TASK REQUIREMENTS
Among the entries, which lines carry the string "menu"? Copy each of them.

DATASET below:

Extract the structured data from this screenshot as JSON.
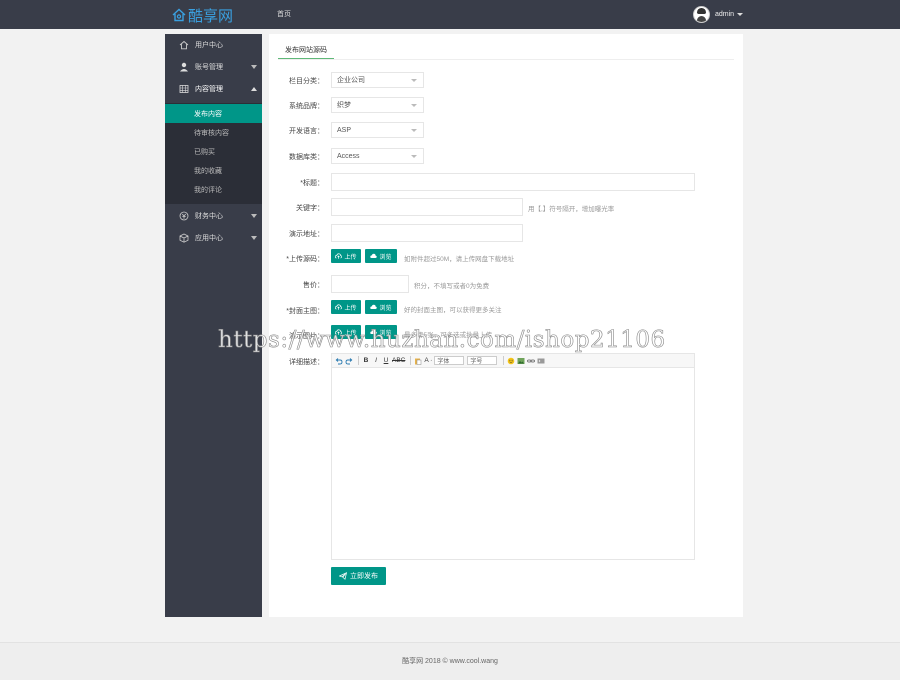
{
  "header": {
    "logo_text": "酷享网",
    "nav_home": "首页",
    "user_name": "admin"
  },
  "sidebar": {
    "items": [
      {
        "label": "用户中心",
        "icon": "home-icon"
      },
      {
        "label": "账号管理",
        "icon": "user-icon"
      },
      {
        "label": "内容管理",
        "icon": "grid-icon"
      },
      {
        "label": "财务中心",
        "icon": "finance-icon"
      },
      {
        "label": "应用中心",
        "icon": "cube-icon"
      }
    ],
    "sub_items": [
      {
        "label": "发布内容",
        "active": true
      },
      {
        "label": "待审核内容"
      },
      {
        "label": "已购买"
      },
      {
        "label": "我的收藏"
      },
      {
        "label": "我的评论"
      }
    ]
  },
  "tab": {
    "label": "发布网站源码"
  },
  "form": {
    "category_label": "栏目分类：",
    "category_value": "企业公司",
    "system_label": "系统品牌：",
    "system_value": "织梦",
    "language_label": "开发语言：",
    "language_value": "ASP",
    "database_label": "数据库类：",
    "database_value": "Access",
    "title_label": "*标题：",
    "keywords_label": "关键字：",
    "keywords_hint": "用【,】符号隔开，增加曝光率",
    "demo_label": "演示地址：",
    "upload_label": "*上传源码：",
    "upload_button": "上传",
    "browse_button": "浏览",
    "upload_hint": "如附件超过50M，请上传网盘下载地址",
    "price_label": "售价：",
    "price_hint": "积分，不填写或者0为免费",
    "cover_label": "*封面主图：",
    "cover_hint": "好的封面主图，可以获得更多关注",
    "demo_images_label": "演示图片：",
    "demo_images_hint": "最多传5张，可多选或批量上传",
    "details_label": "详细描述：",
    "submit_label": "立即发布"
  },
  "editor": {
    "font_select": "字体",
    "size_select": "字号"
  },
  "footer": {
    "text": "酷享网  2018 © www.cool.wang"
  },
  "watermark": {
    "text": "https://www.huzhan.com/ishop21106"
  },
  "colors": {
    "topbar": "#393d49",
    "accent": "#009688",
    "logo": "#3aa0e0"
  }
}
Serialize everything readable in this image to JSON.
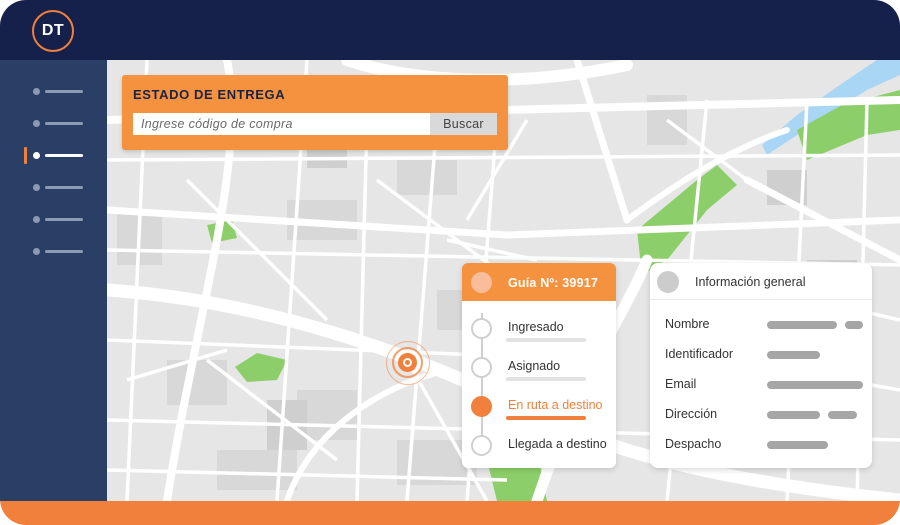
{
  "header": {
    "logo_text": "DT"
  },
  "sidebar": {
    "items": [
      {
        "name": "menu-item-1",
        "active": false
      },
      {
        "name": "menu-item-2",
        "active": false
      },
      {
        "name": "menu-item-3",
        "active": true
      },
      {
        "name": "menu-item-4",
        "active": false
      },
      {
        "name": "menu-item-5",
        "active": false
      },
      {
        "name": "menu-item-6",
        "active": false
      }
    ]
  },
  "search": {
    "title": "ESTADO DE ENTREGA",
    "placeholder": "Ingrese código de compra",
    "button_label": "Buscar"
  },
  "tracking": {
    "title": "Guía Nº: 39917",
    "steps": [
      {
        "label": "Ingresado",
        "active": false
      },
      {
        "label": "Asignado",
        "active": false
      },
      {
        "label": "En ruta a destino",
        "active": true
      },
      {
        "label": "Llegada a destino",
        "active": false
      }
    ]
  },
  "info": {
    "title": "Información general",
    "fields": [
      {
        "label": "Nombre"
      },
      {
        "label": "Identificador"
      },
      {
        "label": "Email"
      },
      {
        "label": "Dirección"
      },
      {
        "label": "Despacho"
      }
    ]
  },
  "colors": {
    "accent": "#f0803c",
    "header_bg": "#15214a",
    "sidebar_bg": "#2a3f66",
    "park_green": "#8ccf6a",
    "water_blue": "#a9d6f5"
  },
  "icons": {
    "pin": "location-pin-icon"
  }
}
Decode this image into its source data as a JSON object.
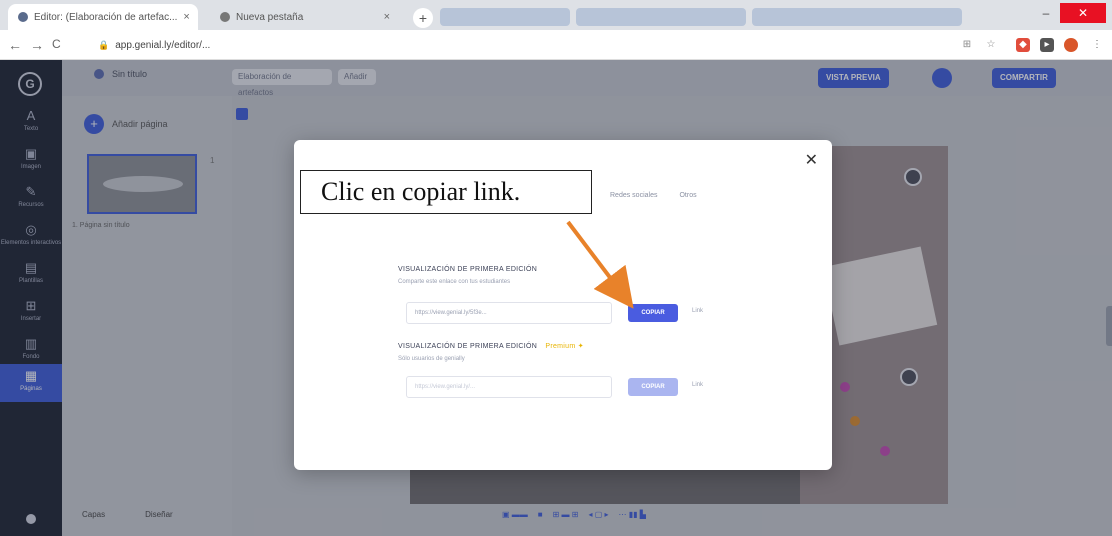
{
  "browser": {
    "tabs": [
      {
        "title": "Editor: (Elaboración de artefac...",
        "active": true
      },
      {
        "title": "Nueva pestaña",
        "active": false
      }
    ],
    "new_tab": "+",
    "url": "app.genial.ly/editor/...",
    "nav": {
      "back": "←",
      "forward": "→",
      "reload": "C"
    }
  },
  "sidebar": {
    "logo": "G",
    "items": [
      {
        "icon": "A",
        "label": "Texto"
      },
      {
        "icon": "▣",
        "label": "Imagen"
      },
      {
        "icon": "✎",
        "label": "Recursos"
      },
      {
        "icon": "◎",
        "label": "Elementos interactivos"
      },
      {
        "icon": "▤",
        "label": "Plantillas"
      },
      {
        "icon": "⊞",
        "label": "Insertar"
      },
      {
        "icon": "▥",
        "label": "Fondo"
      },
      {
        "icon": "▦",
        "label": "Páginas"
      }
    ]
  },
  "topbar": {
    "title": "Sin título",
    "pill_1": "Elaboración de artefactos",
    "pill_2": "Añadir",
    "primary_button": "VISTA PREVIA",
    "publish_button": "COMPARTIR"
  },
  "slide_panel": {
    "add_label": "Añadir página",
    "page_number": "1",
    "thumb_caption": "1. Página sin título",
    "footer": [
      "Capas",
      "Diseñar"
    ]
  },
  "modal": {
    "callout_text": "Clic en copiar link.",
    "share_tabs": [
      "Redes sociales",
      "Otros"
    ],
    "section1": {
      "title": "VISUALIZACIÓN DE PRIMERA EDICIÓN",
      "subtitle": "Comparte este enlace con tus estudiantes",
      "link_value": "https://view.genial.ly/5f3e...",
      "copy_label": "COPIAR",
      "extra_link": "Link"
    },
    "section2": {
      "title": "VISUALIZACIÓN DE PRIMERA EDICIÓN",
      "premium": "Premium ✦",
      "subtitle": "Sólo usuarios de genially",
      "link_value": "https://view.genial.ly/...",
      "copy_label": "COPIAR",
      "extra_link": "Link"
    }
  },
  "colors": {
    "accent": "#3d5bd9",
    "arrow": "#e8822a",
    "sidebar": "#1d2232"
  }
}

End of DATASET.

ANSWER TO THE PROBLEM
        "name": "menu-item-1",
        "name": "menu-item-2",
        "name": "menu-item-3",
        "name": "menu-item-4",
        "name": "menu-item-5",
        "name": "menu-item-6",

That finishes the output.